PROBLEM DESCRIPTION → Exact copies of all the records below should be returned.
** DATA follows **
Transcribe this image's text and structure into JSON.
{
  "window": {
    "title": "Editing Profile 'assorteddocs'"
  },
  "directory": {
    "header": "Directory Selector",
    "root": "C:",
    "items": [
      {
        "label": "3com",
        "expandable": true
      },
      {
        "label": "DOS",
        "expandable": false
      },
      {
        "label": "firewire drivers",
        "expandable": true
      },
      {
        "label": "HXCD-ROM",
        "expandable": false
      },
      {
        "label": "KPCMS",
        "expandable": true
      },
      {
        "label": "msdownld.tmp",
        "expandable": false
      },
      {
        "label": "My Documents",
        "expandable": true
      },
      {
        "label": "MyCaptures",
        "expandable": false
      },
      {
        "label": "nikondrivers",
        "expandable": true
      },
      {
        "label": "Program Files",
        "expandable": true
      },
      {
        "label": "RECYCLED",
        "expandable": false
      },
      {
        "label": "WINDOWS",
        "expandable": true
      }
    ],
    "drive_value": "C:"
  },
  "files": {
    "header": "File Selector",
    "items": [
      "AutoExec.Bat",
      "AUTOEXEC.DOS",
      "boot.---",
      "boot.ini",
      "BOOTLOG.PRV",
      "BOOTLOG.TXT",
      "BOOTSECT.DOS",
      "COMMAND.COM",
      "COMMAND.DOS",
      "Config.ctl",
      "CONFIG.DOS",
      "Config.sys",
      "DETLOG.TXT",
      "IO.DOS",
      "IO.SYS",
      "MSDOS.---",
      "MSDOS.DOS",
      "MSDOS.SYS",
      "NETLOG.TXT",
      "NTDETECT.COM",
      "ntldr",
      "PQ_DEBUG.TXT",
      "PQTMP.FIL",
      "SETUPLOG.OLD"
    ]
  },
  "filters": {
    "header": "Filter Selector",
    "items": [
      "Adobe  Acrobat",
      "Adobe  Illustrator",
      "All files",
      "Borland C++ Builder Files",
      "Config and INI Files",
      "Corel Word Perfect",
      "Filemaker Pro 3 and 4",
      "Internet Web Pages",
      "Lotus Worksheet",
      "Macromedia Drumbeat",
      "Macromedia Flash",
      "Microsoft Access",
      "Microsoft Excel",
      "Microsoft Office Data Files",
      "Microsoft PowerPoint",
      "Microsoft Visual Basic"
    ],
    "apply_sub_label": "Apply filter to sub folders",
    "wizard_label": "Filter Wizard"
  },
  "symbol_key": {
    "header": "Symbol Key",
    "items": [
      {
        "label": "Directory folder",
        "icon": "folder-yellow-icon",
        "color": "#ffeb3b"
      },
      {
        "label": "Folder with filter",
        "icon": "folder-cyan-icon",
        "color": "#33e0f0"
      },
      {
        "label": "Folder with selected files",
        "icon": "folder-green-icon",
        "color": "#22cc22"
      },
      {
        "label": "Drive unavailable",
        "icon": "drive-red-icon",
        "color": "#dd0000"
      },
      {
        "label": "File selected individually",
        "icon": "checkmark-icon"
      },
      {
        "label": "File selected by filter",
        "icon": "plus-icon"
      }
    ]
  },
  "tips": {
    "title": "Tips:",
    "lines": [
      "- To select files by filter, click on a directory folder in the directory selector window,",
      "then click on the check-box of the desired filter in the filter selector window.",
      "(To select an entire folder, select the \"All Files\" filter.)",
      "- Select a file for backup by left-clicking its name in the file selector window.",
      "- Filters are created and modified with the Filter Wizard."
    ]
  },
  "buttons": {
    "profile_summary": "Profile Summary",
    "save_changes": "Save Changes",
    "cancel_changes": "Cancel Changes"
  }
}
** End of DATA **
EXERCISE ANSWER →
Transcribe this image's text and structure into JSON.
{
  "window": {
    "title": "Editing Profile 'assorteddocs'"
  },
  "directory": {
    "header": "Directory Selector",
    "root": "C:",
    "items": [
      {
        "label": "3com",
        "expandable": true
      },
      {
        "label": "DOS",
        "expandable": false
      },
      {
        "label": "firewire drivers",
        "expandable": true
      },
      {
        "label": "HXCD-ROM",
        "expandable": false
      },
      {
        "label": "KPCMS",
        "expandable": true
      },
      {
        "label": "msdownld.tmp",
        "expandable": false
      },
      {
        "label": "My Documents",
        "expandable": true
      },
      {
        "label": "MyCaptures",
        "expandable": false
      },
      {
        "label": "nikondrivers",
        "expandable": true
      },
      {
        "label": "Program Files",
        "expandable": true
      },
      {
        "label": "RECYCLED",
        "expandable": false
      },
      {
        "label": "WINDOWS",
        "expandable": true
      }
    ],
    "drive_value": "C:"
  },
  "files": {
    "header": "File Selector",
    "items": [
      "AutoExec.Bat",
      "AUTOEXEC.DOS",
      "boot.---",
      "boot.ini",
      "BOOTLOG.PRV",
      "BOOTLOG.TXT",
      "BOOTSECT.DOS",
      "COMMAND.COM",
      "COMMAND.DOS",
      "Config.ctl",
      "CONFIG.DOS",
      "Config.sys",
      "DETLOG.TXT",
      "IO.DOS",
      "IO.SYS",
      "MSDOS.---",
      "MSDOS.DOS",
      "MSDOS.SYS",
      "NETLOG.TXT",
      "NTDETECT.COM",
      "ntldr",
      "PQ_DEBUG.TXT",
      "PQTMP.FIL",
      "SETUPLOG.OLD"
    ]
  },
  "filters": {
    "header": "Filter Selector",
    "items": [
      "Adobe  Acrobat",
      "Adobe  Illustrator",
      "All files",
      "Borland C++ Builder Files",
      "Config and INI Files",
      "Corel Word Perfect",
      "Filemaker Pro 3 and 4",
      "Internet Web Pages",
      "Lotus Worksheet",
      "Macromedia Drumbeat",
      "Macromedia Flash",
      "Microsoft Access",
      "Microsoft Excel",
      "Microsoft Office Data Files",
      "Microsoft PowerPoint",
      "Microsoft Visual Basic"
    ],
    "apply_sub_label": "Apply filter to sub folders",
    "wizard_label": "Filter Wizard"
  },
  "symbol_key": {
    "header": "Symbol Key",
    "items": [
      {
        "label": "Directory folder",
        "icon": "folder-yellow-icon",
        "color": "#ffeb3b"
      },
      {
        "label": "Folder with filter",
        "icon": "folder-cyan-icon",
        "color": "#33e0f0"
      },
      {
        "label": "Folder with selected files",
        "icon": "folder-green-icon",
        "color": "#22cc22"
      },
      {
        "label": "Drive unavailable",
        "icon": "drive-red-icon",
        "color": "#dd0000"
      },
      {
        "label": "File selected individually",
        "icon": "checkmark-icon"
      },
      {
        "label": "File selected by filter",
        "icon": "plus-icon"
      }
    ]
  },
  "tips": {
    "title": "Tips:",
    "lines": [
      "- To select files by filter, click on a directory folder in the directory selector window,",
      "then click on the check-box of the desired filter in the filter selector window.",
      "(To select an entire folder, select the \"All Files\" filter.)",
      "- Select a file for backup by left-clicking its name in the file selector window.",
      "- Filters are created and modified with the Filter Wizard."
    ]
  },
  "buttons": {
    "profile_summary": "Profile Summary",
    "save_changes": "Save Changes",
    "cancel_changes": "Cancel Changes"
  }
}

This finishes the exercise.